[MATERIAL PROVIDED]
####

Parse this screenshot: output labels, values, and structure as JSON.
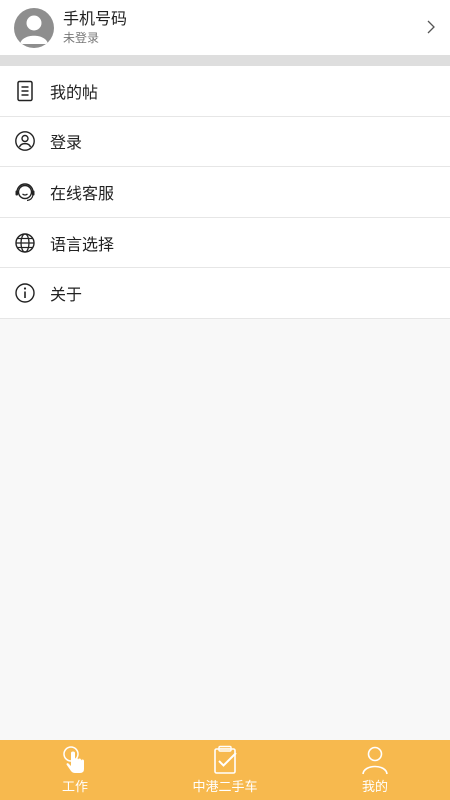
{
  "profile": {
    "name": "手机号码",
    "status": "未登录"
  },
  "menu": {
    "items": [
      {
        "label": "我的帖",
        "icon": "document-icon"
      },
      {
        "label": "登录",
        "icon": "user-circle-icon"
      },
      {
        "label": "在线客服",
        "icon": "headset-icon"
      },
      {
        "label": "语言选择",
        "icon": "globe-icon"
      },
      {
        "label": "关于",
        "icon": "info-icon"
      }
    ]
  },
  "tabbar": {
    "accent": "#f7b94e",
    "tabs": [
      {
        "label": "工作",
        "icon": "hand-tap-icon"
      },
      {
        "label": "中港二手车",
        "icon": "clipboard-check-icon"
      },
      {
        "label": "我的",
        "icon": "person-icon",
        "active": true
      }
    ]
  }
}
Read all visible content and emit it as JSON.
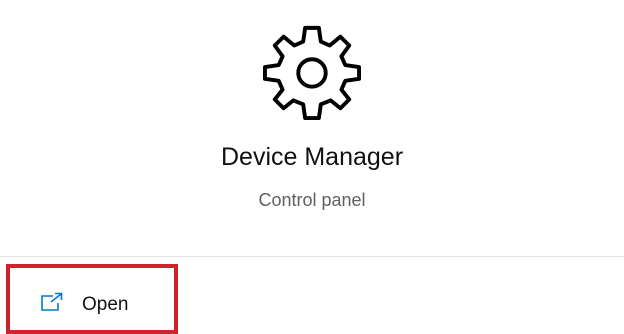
{
  "app": {
    "name": "Device Manager",
    "type": "Control panel",
    "icon": "gear-icon"
  },
  "actions": {
    "open_label": "Open",
    "open_icon": "open-external-icon",
    "highlight_color": "#d2222d"
  },
  "colors": {
    "accent": "#0078d4"
  }
}
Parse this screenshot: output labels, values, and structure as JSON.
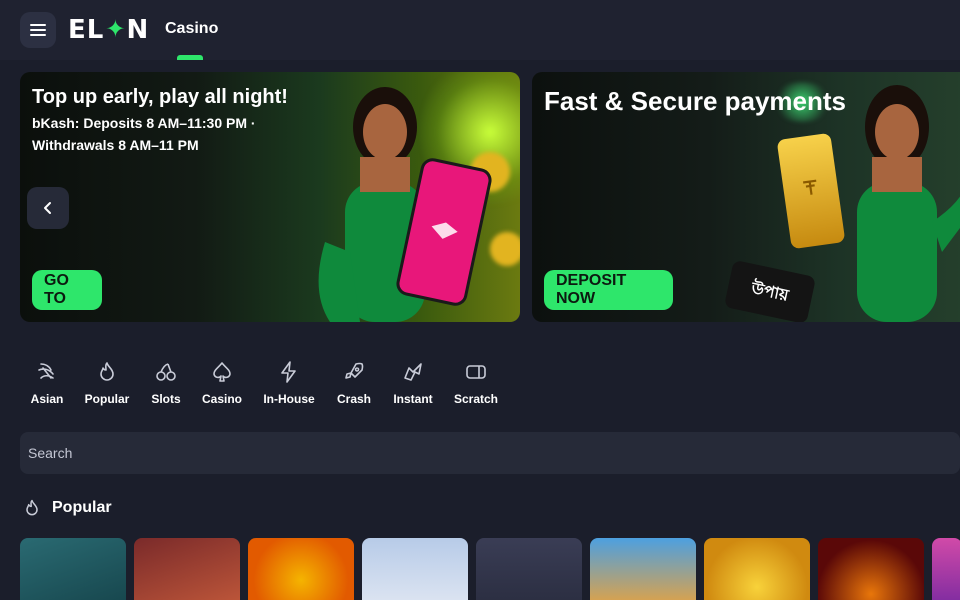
{
  "header": {
    "logo_text_left": "EL",
    "logo_text_right": "N",
    "nav_item": "Casino"
  },
  "banners": [
    {
      "title": "Top up early, play all night!",
      "subtitle_line1": "bKash: Deposits 8 AM–11:30 PM ·",
      "subtitle_line2": "Withdrawals 8 AM–11 PM",
      "cta": "GO TO"
    },
    {
      "title": "Fast & Secure payments",
      "cta": "DEPOSIT NOW",
      "badge_text": "উপায়"
    }
  ],
  "categories": [
    "Asian",
    "Popular",
    "Slots",
    "Casino",
    "In-House",
    "Crash",
    "Instant",
    "Scratch"
  ],
  "search": {
    "placeholder": "Search"
  },
  "section": {
    "title": "Popular"
  },
  "colors": {
    "accent": "#2ee66b",
    "background": "#1b1e2b",
    "surface": "#262a38"
  }
}
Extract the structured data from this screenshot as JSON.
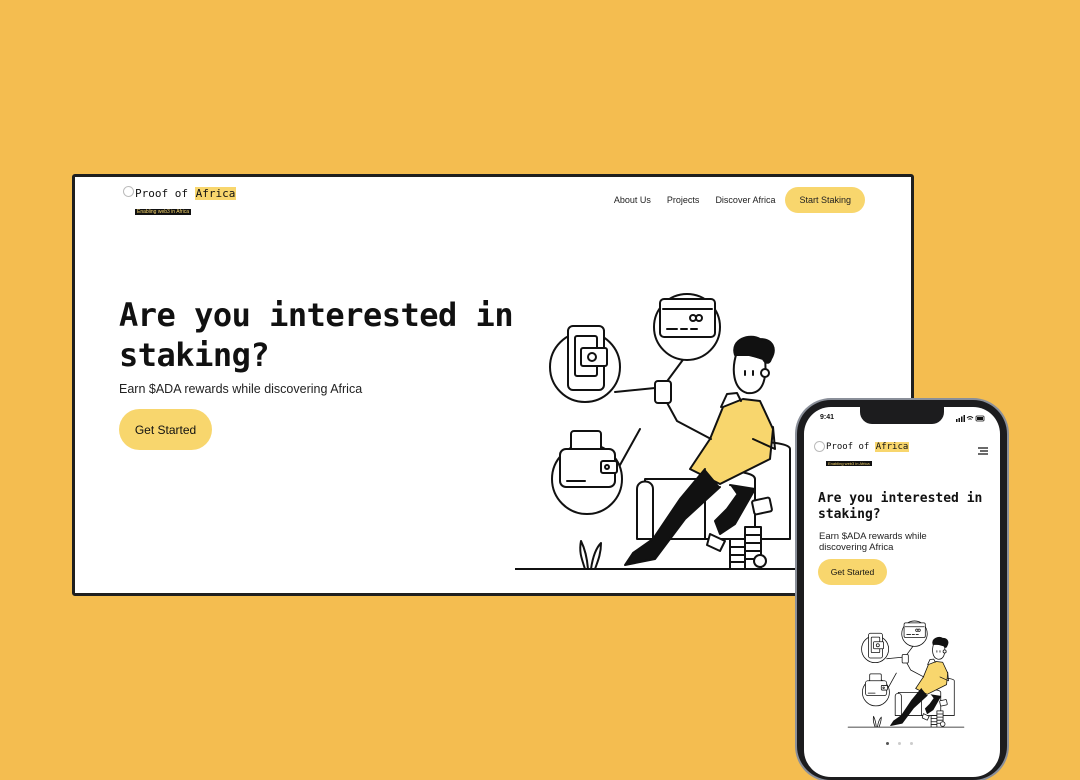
{
  "brand": {
    "name_prefix": "Proof of ",
    "name_highlight": "Africa",
    "tagline": "Enabling web3 in Africa"
  },
  "nav": {
    "items": [
      "About Us",
      "Projects",
      "Discover Africa"
    ],
    "cta": "Start Staking"
  },
  "hero": {
    "title": "Are you interested in staking?",
    "subtitle": "Earn $ADA rewards while discovering Africa",
    "button": "Get Started"
  },
  "mobile": {
    "time": "9:41"
  },
  "colors": {
    "background": "#F4BD50",
    "accent": "#F8D66D",
    "text": "#111111"
  },
  "icons": [
    "phone-wallet-icon",
    "credit-card-icon",
    "wallet-icon",
    "menu-icon",
    "signal-icon",
    "wifi-icon",
    "battery-icon"
  ]
}
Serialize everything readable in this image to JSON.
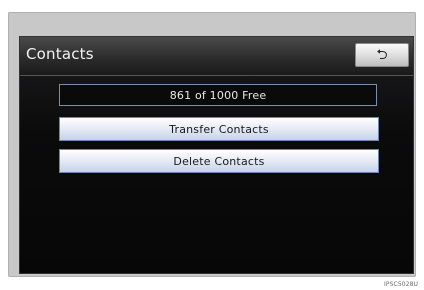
{
  "header": {
    "title": "Contacts",
    "back_icon": "⮌"
  },
  "main": {
    "storage_status": "861 of 1000  Free",
    "buttons": [
      {
        "label": "Transfer Contacts"
      },
      {
        "label": "Delete Contacts"
      }
    ]
  },
  "footer": {
    "ref_code": "IPSC5028U"
  },
  "colors": {
    "screen_bg": "#0b0b0c",
    "button_gradient_bottom": "#c6d2e8",
    "button_border": "#6e86b0",
    "status_border": "#7d8fa8"
  }
}
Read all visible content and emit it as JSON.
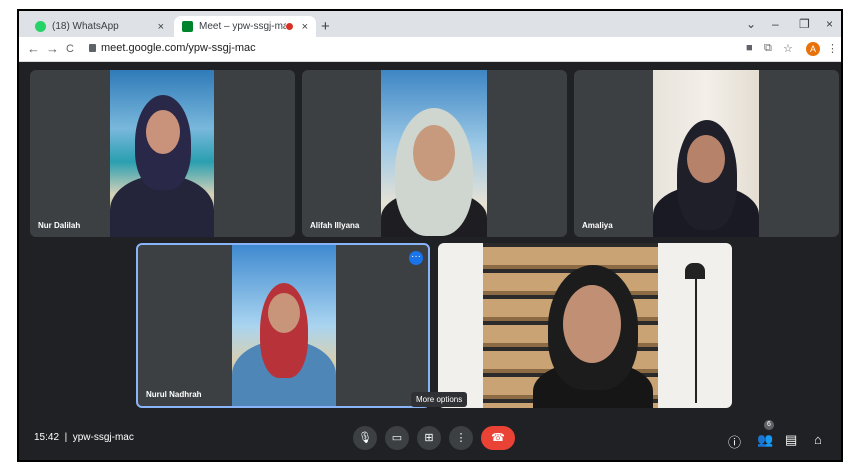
{
  "browser": {
    "tabs": [
      {
        "label": "(18) WhatsApp",
        "close": "×"
      },
      {
        "label": "Meet – ypw-ssgj-mac",
        "close": "×"
      }
    ],
    "new_tab": "+",
    "window_controls": [
      "⌄",
      "–",
      "❐",
      "×"
    ],
    "url": "meet.google.com/ypw-ssgj-mac",
    "nav": {
      "back": "←",
      "forward": "→",
      "reload": "C"
    },
    "avatar_letter": "A"
  },
  "participants": [
    {
      "name": "Nur Dalilah"
    },
    {
      "name": "Alifah Illyana"
    },
    {
      "name": "Amaliya"
    },
    {
      "name": "Nurul Nadhrah"
    },
    {
      "name": ""
    }
  ],
  "tooltip": "More options",
  "bottom_bar": {
    "time": "15:42",
    "meeting_code": "ypw-ssgj-mac",
    "people_count": "6",
    "icons": [
      "mic-icon",
      "camera-icon",
      "present-icon",
      "more-options-icon",
      "hang-up-icon",
      "info-icon",
      "people-icon",
      "chat-icon",
      "activities-icon"
    ]
  },
  "colors": {
    "background": "#202124",
    "tile": "#3c4043",
    "hang_up": "#ea4335",
    "highlight": "#8ab4f8"
  }
}
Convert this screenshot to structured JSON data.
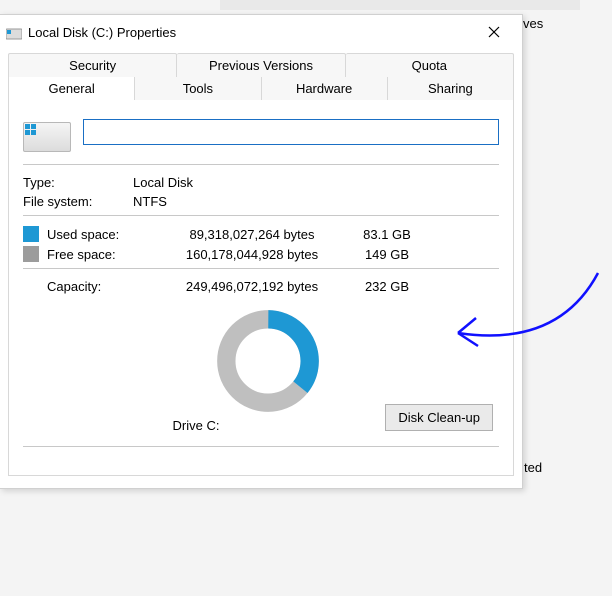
{
  "background": {
    "fragment1": "ves",
    "fragment2": "ted"
  },
  "window": {
    "title": "Local Disk (C:) Properties",
    "tabs_row1": [
      "Security",
      "Previous Versions",
      "Quota"
    ],
    "tabs_row2": [
      "General",
      "Tools",
      "Hardware",
      "Sharing"
    ],
    "active_tab": "General"
  },
  "drive": {
    "name_value": "",
    "type_label": "Type:",
    "type_value": "Local Disk",
    "fs_label": "File system:",
    "fs_value": "NTFS"
  },
  "space": {
    "used_label": "Used space:",
    "used_bytes": "89,318,027,264 bytes",
    "used_gb": "83.1 GB",
    "free_label": "Free space:",
    "free_bytes": "160,178,044,928 bytes",
    "free_gb": "149 GB",
    "capacity_label": "Capacity:",
    "capacity_bytes": "249,496,072,192 bytes",
    "capacity_gb": "232 GB"
  },
  "chart_data": {
    "type": "pie",
    "title": "Drive C:",
    "series": [
      {
        "name": "Used space",
        "value": 89318027264,
        "color": "#1e98d4"
      },
      {
        "name": "Free space",
        "value": 160178044928,
        "color": "#9c9c9c"
      }
    ]
  },
  "footer": {
    "drive_letter": "Drive C:",
    "cleanup_label": "Disk Clean-up"
  }
}
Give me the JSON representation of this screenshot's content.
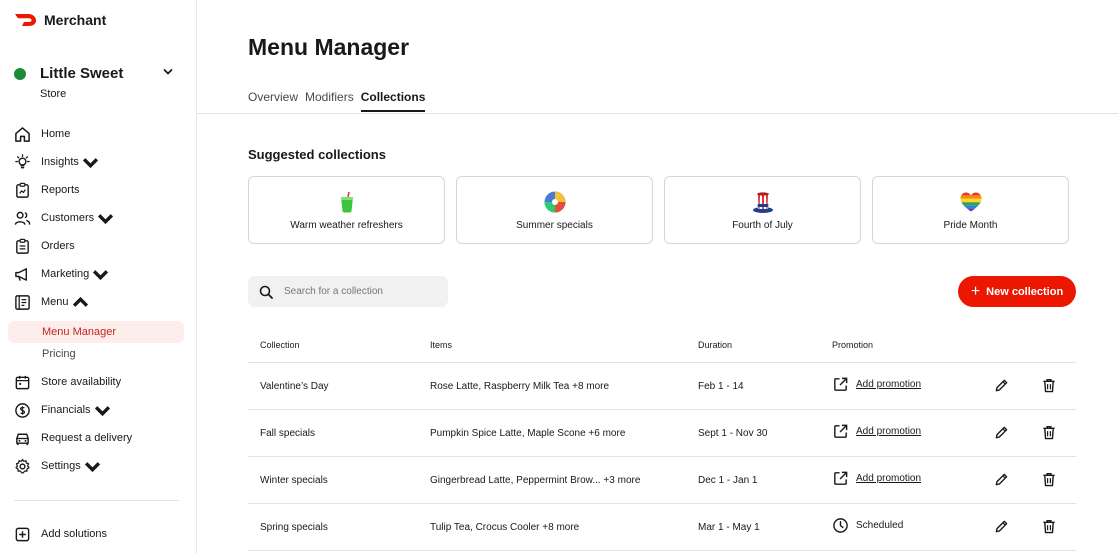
{
  "brand": {
    "name": "Merchant",
    "color": "#eb1700"
  },
  "store": {
    "name": "Little Sweet",
    "subtitle": "Store",
    "status_color": "#1f8a36"
  },
  "nav": {
    "home": "Home",
    "insights": "Insights",
    "reports": "Reports",
    "customers": "Customers",
    "orders": "Orders",
    "marketing": "Marketing",
    "menu": "Menu",
    "menu_manager": "Menu Manager",
    "pricing": "Pricing",
    "store_availability": "Store availability",
    "financials": "Financials",
    "request_delivery": "Request a delivery",
    "settings": "Settings",
    "add_solutions": "Add solutions"
  },
  "page": {
    "title": "Menu Manager",
    "tabs": [
      "Overview",
      "Modifiers",
      "Collections"
    ],
    "active_tab": "Collections"
  },
  "suggested": {
    "title": "Suggested collections",
    "cards": [
      {
        "label": "Warm weather refreshers",
        "icon": "drink-icon"
      },
      {
        "label": "Summer specials",
        "icon": "beach-ball-icon"
      },
      {
        "label": "Fourth of July",
        "icon": "uncle-sam-hat-icon"
      },
      {
        "label": "Pride Month",
        "icon": "rainbow-heart-icon"
      }
    ]
  },
  "search": {
    "placeholder": "Search for a collection",
    "value": ""
  },
  "new_button": "New collection",
  "table": {
    "headers": [
      "Collection",
      "Items",
      "Duration",
      "Promotion"
    ],
    "rows": [
      {
        "collection": "Valentine’s Day",
        "items": "Rose Latte, Raspberry Milk Tea +8 more",
        "duration": "Feb 1 - 14",
        "promotion": "Add promotion",
        "promo_icon": "external-link-icon"
      },
      {
        "collection": "Fall specials",
        "items": "Pumpkin Spice Latte, Maple Scone +6 more",
        "duration": "Sept 1 - Nov 30",
        "promotion": "Add promotion",
        "promo_icon": "external-link-icon"
      },
      {
        "collection": "Winter specials",
        "items": "Gingerbread Latte, Peppermint Brow... +3 more",
        "duration": "Dec 1 - Jan 1",
        "promotion": "Add promotion",
        "promo_icon": "external-link-icon"
      },
      {
        "collection": "Spring specials",
        "items": "Tulip Tea, Crocus Cooler +8 more",
        "duration": "Mar 1 - May 1",
        "promotion": "Scheduled",
        "promo_icon": "clock-icon"
      }
    ]
  }
}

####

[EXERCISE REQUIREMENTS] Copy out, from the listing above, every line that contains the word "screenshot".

[RESPONSE BELOW]
Parse this screenshot: output labels, values, and structure as JSON.
Parse this screenshot: output labels, values, and structure as JSON.
Extract the structured data from this screenshot as JSON.
Convert this screenshot to structured JSON data.
Give me the JSON representation of this screenshot's content.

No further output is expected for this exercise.